• [Material supplied]
.....

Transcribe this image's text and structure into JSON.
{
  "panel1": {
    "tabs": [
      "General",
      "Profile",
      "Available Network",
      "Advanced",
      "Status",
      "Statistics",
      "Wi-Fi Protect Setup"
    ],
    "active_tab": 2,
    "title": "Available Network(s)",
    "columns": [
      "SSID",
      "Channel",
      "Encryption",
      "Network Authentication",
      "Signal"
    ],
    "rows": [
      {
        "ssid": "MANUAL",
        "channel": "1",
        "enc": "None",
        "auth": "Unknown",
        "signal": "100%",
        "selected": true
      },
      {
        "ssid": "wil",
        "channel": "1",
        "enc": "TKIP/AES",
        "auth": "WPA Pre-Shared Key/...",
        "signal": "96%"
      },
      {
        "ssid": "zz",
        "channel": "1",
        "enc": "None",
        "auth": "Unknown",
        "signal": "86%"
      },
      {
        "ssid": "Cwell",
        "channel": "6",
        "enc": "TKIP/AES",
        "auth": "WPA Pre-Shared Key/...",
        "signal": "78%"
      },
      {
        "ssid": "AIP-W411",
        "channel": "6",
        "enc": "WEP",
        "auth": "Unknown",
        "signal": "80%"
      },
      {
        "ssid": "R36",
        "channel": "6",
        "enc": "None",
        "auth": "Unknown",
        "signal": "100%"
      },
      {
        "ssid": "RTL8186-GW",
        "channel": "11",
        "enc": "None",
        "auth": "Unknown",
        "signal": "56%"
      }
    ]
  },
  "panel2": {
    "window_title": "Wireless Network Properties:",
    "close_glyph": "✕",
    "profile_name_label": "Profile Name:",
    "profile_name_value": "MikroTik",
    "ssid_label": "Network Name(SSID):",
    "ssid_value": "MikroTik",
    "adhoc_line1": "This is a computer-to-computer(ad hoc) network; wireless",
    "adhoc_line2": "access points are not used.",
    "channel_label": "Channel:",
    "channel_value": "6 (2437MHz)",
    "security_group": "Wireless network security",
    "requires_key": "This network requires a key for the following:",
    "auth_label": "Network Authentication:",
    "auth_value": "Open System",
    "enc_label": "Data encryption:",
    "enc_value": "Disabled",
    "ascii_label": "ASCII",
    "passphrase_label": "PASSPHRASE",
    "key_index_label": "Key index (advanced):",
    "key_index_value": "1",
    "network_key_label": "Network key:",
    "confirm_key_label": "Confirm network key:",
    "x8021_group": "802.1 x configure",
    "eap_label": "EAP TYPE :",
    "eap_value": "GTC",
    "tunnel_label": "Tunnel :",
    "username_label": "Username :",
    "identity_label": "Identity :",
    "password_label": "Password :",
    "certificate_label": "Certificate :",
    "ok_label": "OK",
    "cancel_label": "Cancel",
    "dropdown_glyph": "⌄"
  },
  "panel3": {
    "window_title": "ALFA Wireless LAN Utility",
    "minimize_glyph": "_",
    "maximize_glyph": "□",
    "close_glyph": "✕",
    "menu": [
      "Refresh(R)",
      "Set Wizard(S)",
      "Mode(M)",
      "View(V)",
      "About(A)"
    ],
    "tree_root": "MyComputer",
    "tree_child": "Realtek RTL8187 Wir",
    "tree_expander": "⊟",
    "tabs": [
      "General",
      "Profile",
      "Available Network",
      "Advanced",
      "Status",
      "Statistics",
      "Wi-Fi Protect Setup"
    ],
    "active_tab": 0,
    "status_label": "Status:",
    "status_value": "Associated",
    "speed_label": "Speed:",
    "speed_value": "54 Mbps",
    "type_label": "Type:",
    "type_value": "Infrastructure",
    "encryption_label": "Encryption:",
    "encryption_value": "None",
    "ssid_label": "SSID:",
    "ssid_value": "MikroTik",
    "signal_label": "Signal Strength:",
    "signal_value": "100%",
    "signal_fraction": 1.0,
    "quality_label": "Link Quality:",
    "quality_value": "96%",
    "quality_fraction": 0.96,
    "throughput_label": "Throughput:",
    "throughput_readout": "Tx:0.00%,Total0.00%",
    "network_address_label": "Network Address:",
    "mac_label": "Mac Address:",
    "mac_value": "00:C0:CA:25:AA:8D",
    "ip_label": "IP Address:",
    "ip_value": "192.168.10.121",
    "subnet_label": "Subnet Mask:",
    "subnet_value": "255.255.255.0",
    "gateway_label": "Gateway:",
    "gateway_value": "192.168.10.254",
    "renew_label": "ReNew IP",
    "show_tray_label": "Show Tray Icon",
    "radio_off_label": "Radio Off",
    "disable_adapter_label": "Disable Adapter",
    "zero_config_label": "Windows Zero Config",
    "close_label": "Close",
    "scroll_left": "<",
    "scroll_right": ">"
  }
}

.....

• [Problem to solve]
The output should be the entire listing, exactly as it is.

• [Answer to this exercise]
Transcribe this image's text and structure into JSON.
{
  "panel1": {
    "tabs": [
      "General",
      "Profile",
      "Available Network",
      "Advanced",
      "Status",
      "Statistics",
      "Wi-Fi Protect Setup"
    ],
    "active_tab": 2,
    "title": "Available Network(s)",
    "columns": [
      "SSID",
      "Channel",
      "Encryption",
      "Network Authentication",
      "Signal"
    ],
    "rows": [
      {
        "ssid": "MANUAL",
        "channel": "1",
        "enc": "None",
        "auth": "Unknown",
        "signal": "100%",
        "selected": true
      },
      {
        "ssid": "wil",
        "channel": "1",
        "enc": "TKIP/AES",
        "auth": "WPA Pre-Shared Key/...",
        "signal": "96%"
      },
      {
        "ssid": "zz",
        "channel": "1",
        "enc": "None",
        "auth": "Unknown",
        "signal": "86%"
      },
      {
        "ssid": "Cwell",
        "channel": "6",
        "enc": "TKIP/AES",
        "auth": "WPA Pre-Shared Key/...",
        "signal": "78%"
      },
      {
        "ssid": "AIP-W411",
        "channel": "6",
        "enc": "WEP",
        "auth": "Unknown",
        "signal": "80%"
      },
      {
        "ssid": "R36",
        "channel": "6",
        "enc": "None",
        "auth": "Unknown",
        "signal": "100%"
      },
      {
        "ssid": "RTL8186-GW",
        "channel": "11",
        "enc": "None",
        "auth": "Unknown",
        "signal": "56%"
      }
    ]
  },
  "panel2": {
    "window_title": "Wireless Network Properties:",
    "close_glyph": "✕",
    "profile_name_label": "Profile Name:",
    "profile_name_value": "MikroTik",
    "ssid_label": "Network Name(SSID):",
    "ssid_value": "MikroTik",
    "adhoc_line1": "This is a computer-to-computer(ad hoc) network; wireless",
    "adhoc_line2": "access points are not used.",
    "channel_label": "Channel:",
    "channel_value": "6 (2437MHz)",
    "security_group": "Wireless network security",
    "requires_key": "This network requires a key for the following:",
    "auth_label": "Network Authentication:",
    "auth_value": "Open System",
    "enc_label": "Data encryption:",
    "enc_value": "Disabled",
    "ascii_label": "ASCII",
    "passphrase_label": "PASSPHRASE",
    "key_index_label": "Key index (advanced):",
    "key_index_value": "1",
    "network_key_label": "Network key:",
    "confirm_key_label": "Confirm network key:",
    "x8021_group": "802.1 x configure",
    "eap_label": "EAP TYPE :",
    "eap_value": "GTC",
    "tunnel_label": "Tunnel :",
    "username_label": "Username :",
    "identity_label": "Identity :",
    "password_label": "Password :",
    "certificate_label": "Certificate :",
    "ok_label": "OK",
    "cancel_label": "Cancel",
    "dropdown_glyph": "⌄"
  },
  "panel3": {
    "window_title": "ALFA Wireless LAN Utility",
    "minimize_glyph": "_",
    "maximize_glyph": "□",
    "close_glyph": "✕",
    "menu": [
      "Refresh(R)",
      "Set Wizard(S)",
      "Mode(M)",
      "View(V)",
      "About(A)"
    ],
    "tree_root": "MyComputer",
    "tree_child": "Realtek RTL8187 Wir",
    "tree_expander": "⊟",
    "tabs": [
      "General",
      "Profile",
      "Available Network",
      "Advanced",
      "Status",
      "Statistics",
      "Wi-Fi Protect Setup"
    ],
    "active_tab": 0,
    "status_label": "Status:",
    "status_value": "Associated",
    "speed_label": "Speed:",
    "speed_value": "54 Mbps",
    "type_label": "Type:",
    "type_value": "Infrastructure",
    "encryption_label": "Encryption:",
    "encryption_value": "None",
    "ssid_label": "SSID:",
    "ssid_value": "MikroTik",
    "signal_label": "Signal Strength:",
    "signal_value": "100%",
    "signal_fraction": 1.0,
    "quality_label": "Link Quality:",
    "quality_value": "96%",
    "quality_fraction": 0.96,
    "throughput_label": "Throughput:",
    "throughput_readout": "Tx:0.00%,Total0.00%",
    "network_address_label": "Network Address:",
    "mac_label": "Mac Address:",
    "mac_value": "00:C0:CA:25:AA:8D",
    "ip_label": "IP Address:",
    "ip_value": "192.168.10.121",
    "subnet_label": "Subnet Mask:",
    "subnet_value": "255.255.255.0",
    "gateway_label": "Gateway:",
    "gateway_value": "192.168.10.254",
    "renew_label": "ReNew IP",
    "show_tray_label": "Show Tray Icon",
    "radio_off_label": "Radio Off",
    "disable_adapter_label": "Disable Adapter",
    "zero_config_label": "Windows Zero Config",
    "close_label": "Close",
    "scroll_left": "<",
    "scroll_right": ">"
  }
}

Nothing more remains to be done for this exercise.